According to Flanagan, the majority of prejudice against Muslims is rooted in ignorance and contempt that clouds the perception people have about Islam. However, she realizes that school systems have an important responsibility to counteract those negative attitudes by creating an environment in which students are more tolerant of differences and change.

“School is the place where students are supposed to get that exposure,” Flanagan said. “It’s not a substitute for the rest of your life, but it’s supposed to normalize different parts of our culture and make less exotic and scary places in world.”

Hussain, like Flanagan, believes Islamophobia is mostly caused by a general misunderstanding and insensitivity about Islam, which is then exacerbated by media slander that taints the attitudes of many unknowing Americans. She hopes that those intolerant of Muslims think first about how their words will impact others.

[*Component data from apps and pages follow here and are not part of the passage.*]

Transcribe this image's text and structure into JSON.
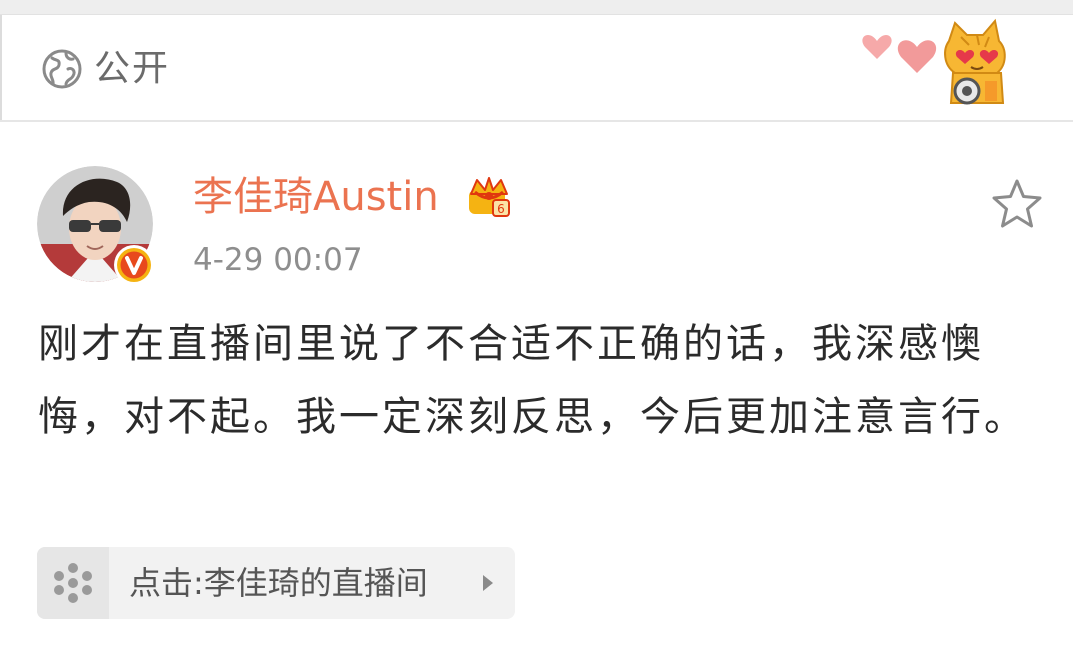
{
  "visibility": {
    "icon": "globe-icon",
    "label": "公开"
  },
  "sticker": {
    "icon": "heart-eyes-cat-sticker"
  },
  "post": {
    "author": {
      "name": "李佳琦Austin",
      "avatar_icon": "avatar",
      "verified_icon": "verified-v-badge",
      "membership_icon": "crown-icon"
    },
    "timestamp": "4-29 00:07",
    "favorite_icon": "star-icon",
    "text": "刚才在直播间里说了不合适不正确的话，我深感懊悔，对不起。我一定深刻反思，今后更加注意言行。",
    "link_card": {
      "icon": "live-broadcast-icon",
      "label": "点击:李佳琦的直播间",
      "arrow_icon": "chevron-right-icon"
    }
  },
  "colors": {
    "username": "#eb7350",
    "timestamp": "#8e8e8e",
    "body_text": "#2b2b2b",
    "card_bg": "#f2f2f2",
    "badge_orange": "#ee5a1e",
    "crown_gold": "#f5b312"
  }
}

“They may have been raised to have a certain feeling towards Muslims and that can always be hard to break out of, but I really challenge those people to think about who they’re hurting when they say those things,” Hussain said. “They have to realize at the end of the day that [those people] are all just humans on the same planet they are.”

Bhaiji also agrees that the media plays a large role in influencing the negative stereotypes surrounding Muslim society by portraying Muslims in a negative way. She thinks that if the average person were more educated on what Islam actually looks like, they would be less likely to discriminate and marginalize Muslims in the first place.

“I think if I started talking to someone [about Islam] their entire viewpoint would change because the media portrays [Muslims] so badly,” Bhaiji said.

Flanagan believes that despite the adverse condition for Muslims today, the changing attitudes of young people in the nation provide a sense of hope and reassurance that the issue of Islamophobia is moving in the right direction.

“I feel like we’ve come a long way, but we still have a long way to go,” Flanagan said. “Young adults and students [today] have no patience for intolerance, hate and injustice. Which is just beautiful.”